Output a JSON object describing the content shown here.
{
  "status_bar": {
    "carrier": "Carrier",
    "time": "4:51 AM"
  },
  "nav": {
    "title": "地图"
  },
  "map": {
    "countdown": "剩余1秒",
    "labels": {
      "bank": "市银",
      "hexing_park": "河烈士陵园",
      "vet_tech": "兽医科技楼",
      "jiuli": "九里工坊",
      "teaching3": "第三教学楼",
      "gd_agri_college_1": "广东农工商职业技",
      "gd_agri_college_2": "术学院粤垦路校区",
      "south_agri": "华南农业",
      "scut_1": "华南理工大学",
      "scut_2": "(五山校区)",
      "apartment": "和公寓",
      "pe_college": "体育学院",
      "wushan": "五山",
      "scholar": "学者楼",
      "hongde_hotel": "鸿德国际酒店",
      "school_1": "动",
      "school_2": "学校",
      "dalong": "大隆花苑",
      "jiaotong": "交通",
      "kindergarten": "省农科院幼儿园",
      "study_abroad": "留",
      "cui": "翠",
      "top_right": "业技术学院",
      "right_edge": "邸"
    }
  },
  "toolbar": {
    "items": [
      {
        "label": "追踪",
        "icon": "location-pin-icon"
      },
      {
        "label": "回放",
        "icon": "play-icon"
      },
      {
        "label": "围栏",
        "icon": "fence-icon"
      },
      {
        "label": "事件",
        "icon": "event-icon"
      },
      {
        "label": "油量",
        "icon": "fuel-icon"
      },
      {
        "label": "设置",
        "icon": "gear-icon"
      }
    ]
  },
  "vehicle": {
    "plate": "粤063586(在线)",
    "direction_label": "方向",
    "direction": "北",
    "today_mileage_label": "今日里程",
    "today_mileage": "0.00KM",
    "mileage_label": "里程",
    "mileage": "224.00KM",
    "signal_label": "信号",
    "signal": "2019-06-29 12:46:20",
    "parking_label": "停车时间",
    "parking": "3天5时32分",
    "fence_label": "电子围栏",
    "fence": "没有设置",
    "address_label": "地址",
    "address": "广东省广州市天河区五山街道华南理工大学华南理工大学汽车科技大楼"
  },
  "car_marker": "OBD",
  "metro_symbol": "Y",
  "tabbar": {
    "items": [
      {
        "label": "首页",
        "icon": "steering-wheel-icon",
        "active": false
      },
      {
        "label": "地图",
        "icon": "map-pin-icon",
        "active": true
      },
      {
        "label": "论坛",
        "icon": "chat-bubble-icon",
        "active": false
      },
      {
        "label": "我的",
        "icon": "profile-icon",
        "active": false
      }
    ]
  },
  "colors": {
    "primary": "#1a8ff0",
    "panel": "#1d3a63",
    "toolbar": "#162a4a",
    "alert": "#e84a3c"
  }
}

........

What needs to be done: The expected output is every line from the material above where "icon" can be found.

Response area:
        "icon": "location-pin-icon"
        "icon": "play-icon"
        "icon": "fence-icon"
        "icon": "event-icon"
        "icon": "fuel-icon"
        "icon": "gear-icon"
        "icon": "steering-wheel-icon",
        "icon": "map-pin-icon",
        "icon": "chat-bubble-icon",
        "icon": "profile-icon",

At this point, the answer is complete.